Store the cheese in a contaner with a lid and refrigerate for up to 2-3 weeks... trust me, it won't last that long!

This cheese is a good replacement for cream cheese on bagels or sandwiches.

 

 

This cheese can also be piped to make canapes or other appetizers.

 

 

I will be experimenting with more vegan cheese-making in the coming weeks, so be sure to subscribe! If you make this recipe, let me know how it turned out. I love hearing from you.

 

 

 

 The nutrition label is for each tablespoon of plain cheese.

 

Sources (not already linked above):

 

1. McGee, Harold. (2004). On Food and Cooking The Science and Lore of the Kitchen. New York, NY. Scribner.

 

 

DISCLOSURES: None. This post was not created in affiliation with any product or brand.  The opinions expressed are my own. I will only write about products that I trust and use. 

 

 

NOTE: All photos and content are copyright protected. Please do not use my photos without prior written permission. If you wish to republish this recipe, please rewrite the recipe in your own unique words and link back to the source recipe here on A Seat at My Table so credit is given where credit is due. Thank you!

Please reload

Featured Posts

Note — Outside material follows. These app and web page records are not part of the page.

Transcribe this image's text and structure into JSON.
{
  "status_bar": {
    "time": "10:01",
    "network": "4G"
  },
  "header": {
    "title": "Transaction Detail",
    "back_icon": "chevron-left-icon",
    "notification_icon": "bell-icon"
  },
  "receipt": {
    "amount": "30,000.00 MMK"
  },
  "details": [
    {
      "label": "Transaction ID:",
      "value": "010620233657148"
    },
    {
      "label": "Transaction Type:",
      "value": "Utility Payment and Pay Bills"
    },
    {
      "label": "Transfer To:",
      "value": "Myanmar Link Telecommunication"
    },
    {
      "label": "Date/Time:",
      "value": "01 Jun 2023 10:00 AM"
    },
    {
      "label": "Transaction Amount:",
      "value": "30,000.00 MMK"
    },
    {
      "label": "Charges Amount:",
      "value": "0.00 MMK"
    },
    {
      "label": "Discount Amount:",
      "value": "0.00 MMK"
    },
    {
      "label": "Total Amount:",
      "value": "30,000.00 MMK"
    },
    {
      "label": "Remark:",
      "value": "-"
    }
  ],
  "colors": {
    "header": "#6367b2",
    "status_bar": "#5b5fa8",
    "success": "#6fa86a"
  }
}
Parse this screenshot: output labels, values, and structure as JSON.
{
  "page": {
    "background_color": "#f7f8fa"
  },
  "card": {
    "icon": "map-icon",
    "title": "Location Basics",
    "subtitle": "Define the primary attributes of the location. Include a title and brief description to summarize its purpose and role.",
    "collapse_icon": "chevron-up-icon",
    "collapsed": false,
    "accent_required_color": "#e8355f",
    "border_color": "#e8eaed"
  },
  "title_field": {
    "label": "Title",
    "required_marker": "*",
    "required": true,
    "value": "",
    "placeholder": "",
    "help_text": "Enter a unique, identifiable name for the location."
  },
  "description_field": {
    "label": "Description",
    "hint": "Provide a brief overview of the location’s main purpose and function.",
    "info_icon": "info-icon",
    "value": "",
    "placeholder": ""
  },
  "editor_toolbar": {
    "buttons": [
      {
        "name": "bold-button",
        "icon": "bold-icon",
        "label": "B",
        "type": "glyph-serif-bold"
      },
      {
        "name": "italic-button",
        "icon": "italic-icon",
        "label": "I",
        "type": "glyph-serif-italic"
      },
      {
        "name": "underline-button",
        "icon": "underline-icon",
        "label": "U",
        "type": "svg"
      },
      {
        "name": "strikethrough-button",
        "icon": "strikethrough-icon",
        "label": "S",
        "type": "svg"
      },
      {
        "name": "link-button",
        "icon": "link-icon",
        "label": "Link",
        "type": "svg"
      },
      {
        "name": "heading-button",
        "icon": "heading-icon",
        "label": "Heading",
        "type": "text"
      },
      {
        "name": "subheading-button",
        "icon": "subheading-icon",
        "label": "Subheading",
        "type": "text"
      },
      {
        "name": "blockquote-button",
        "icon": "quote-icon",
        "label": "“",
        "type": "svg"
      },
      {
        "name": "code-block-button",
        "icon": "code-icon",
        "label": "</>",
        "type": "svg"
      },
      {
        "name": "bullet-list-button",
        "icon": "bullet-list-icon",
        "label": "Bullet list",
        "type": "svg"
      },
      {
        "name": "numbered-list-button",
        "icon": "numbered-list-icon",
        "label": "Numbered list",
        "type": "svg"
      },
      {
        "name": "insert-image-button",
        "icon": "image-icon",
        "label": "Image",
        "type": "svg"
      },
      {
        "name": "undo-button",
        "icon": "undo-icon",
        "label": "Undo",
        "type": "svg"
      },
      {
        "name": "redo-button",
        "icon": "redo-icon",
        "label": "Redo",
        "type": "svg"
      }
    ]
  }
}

Pumpkin, Sage & Barley Risotto

February 8, 2019

1/10
Please reload

Related Posts
Please reload

Recent Posts